Used to characterize a lagging effect. Firms may fail to enter markets that appear attractive, or firms that are once invested in a market may persist in operating at a loss. The effect is characteristic of investments with high entry and exit costs along with high uncertainty.

Hysteresis

In economics, a situation or indicator that persists despite evidence that it should not. For example, the unemployment rate tends to remain high even after GDP growth has resumed, in part because business owners are afraid that growth will turn negative again even if they have no rational reason for believing so. One may think of hysteresis as an economy's collective memory. See also: Lagging indicator.
References in periodicals archive ?
The large diameter of the control wheel also reduces the amount of friction or hysterisis. Tuning marks are inscribed on the control wheel making the sometimes-difficult task of tuning rather easy.
Other competencies highlighted by the tests included repeatability, linearity and hysterisis.
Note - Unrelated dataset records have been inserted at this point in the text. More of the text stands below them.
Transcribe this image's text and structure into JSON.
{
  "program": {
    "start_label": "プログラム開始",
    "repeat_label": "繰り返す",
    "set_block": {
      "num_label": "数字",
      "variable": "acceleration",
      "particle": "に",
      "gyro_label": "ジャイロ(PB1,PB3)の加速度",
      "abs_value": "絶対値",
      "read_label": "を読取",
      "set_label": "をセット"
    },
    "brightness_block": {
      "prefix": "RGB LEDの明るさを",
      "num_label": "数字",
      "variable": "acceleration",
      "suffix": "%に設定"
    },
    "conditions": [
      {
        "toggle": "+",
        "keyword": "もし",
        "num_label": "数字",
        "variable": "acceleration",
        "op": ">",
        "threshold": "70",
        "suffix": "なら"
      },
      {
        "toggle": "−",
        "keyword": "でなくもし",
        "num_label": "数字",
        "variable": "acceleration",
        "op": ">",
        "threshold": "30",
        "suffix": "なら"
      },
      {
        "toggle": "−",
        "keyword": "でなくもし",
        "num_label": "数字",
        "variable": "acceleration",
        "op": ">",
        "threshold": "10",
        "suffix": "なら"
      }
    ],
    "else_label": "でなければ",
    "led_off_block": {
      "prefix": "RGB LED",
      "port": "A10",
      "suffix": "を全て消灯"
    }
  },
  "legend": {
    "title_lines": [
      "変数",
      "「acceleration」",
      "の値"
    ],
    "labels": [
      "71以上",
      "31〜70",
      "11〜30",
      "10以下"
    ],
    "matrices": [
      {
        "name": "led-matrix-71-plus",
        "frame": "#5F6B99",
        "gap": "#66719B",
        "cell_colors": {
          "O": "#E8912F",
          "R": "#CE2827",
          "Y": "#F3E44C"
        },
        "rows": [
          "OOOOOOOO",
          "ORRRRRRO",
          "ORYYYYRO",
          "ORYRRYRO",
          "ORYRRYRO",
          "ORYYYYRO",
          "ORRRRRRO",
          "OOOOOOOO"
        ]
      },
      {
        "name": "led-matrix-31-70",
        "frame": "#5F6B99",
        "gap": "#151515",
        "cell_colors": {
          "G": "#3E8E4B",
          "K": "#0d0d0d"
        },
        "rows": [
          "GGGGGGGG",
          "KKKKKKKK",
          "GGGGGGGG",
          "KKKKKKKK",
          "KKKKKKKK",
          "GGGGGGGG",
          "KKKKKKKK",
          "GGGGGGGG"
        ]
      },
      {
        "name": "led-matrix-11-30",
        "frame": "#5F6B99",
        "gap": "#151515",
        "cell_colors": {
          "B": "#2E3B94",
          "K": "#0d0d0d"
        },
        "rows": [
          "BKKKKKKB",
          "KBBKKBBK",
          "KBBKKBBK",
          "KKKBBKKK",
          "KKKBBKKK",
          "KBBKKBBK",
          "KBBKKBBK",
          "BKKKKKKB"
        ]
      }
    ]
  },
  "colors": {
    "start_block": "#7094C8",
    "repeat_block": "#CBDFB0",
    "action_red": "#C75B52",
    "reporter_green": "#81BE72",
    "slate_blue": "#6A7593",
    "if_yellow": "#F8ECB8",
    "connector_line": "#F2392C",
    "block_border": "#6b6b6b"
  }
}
Levelflex M also offers quick and easy installation, a menu guided display and reliable measurement of materials and liquids.
Following the signal detection, an adjustable hysterisis window is provided for high system sensitivity or squelch protection against in-hand interference.
Besides, the extent of localized attack depends solely on the nature of the hysterisis loop, it seems reasonable to predict the nature of attack caused due to various treatment effects.
The ThinGap[TM] TG3600 Series slotless brushless PM motor from G&G Technology incorporates new winding technology that eliminates eddy current and hysterisis losses and achieves very high power efficiency over a wide speed range.
The standard features include simple ranging capabilities, single setpoint/alarm with a 10-amp relay, a solid state output, adjustable hysterisis, and 115/230 VAC selectable input voltage.
Bentley MacLeod, Supply Side Hysterisis: The Case of the Canadian Unemployment Insurance System.
Changing demographics, declining unionisation, possible perception of increased job insecurity associated with corporate downsizing, and the impact of the low level of unemployment in the past few years which may be helping previously unemployed workers to gain entry into jobs and acquire new skills ("reverse hysterisis") are all factors that may have contributed to declining structural unemployment.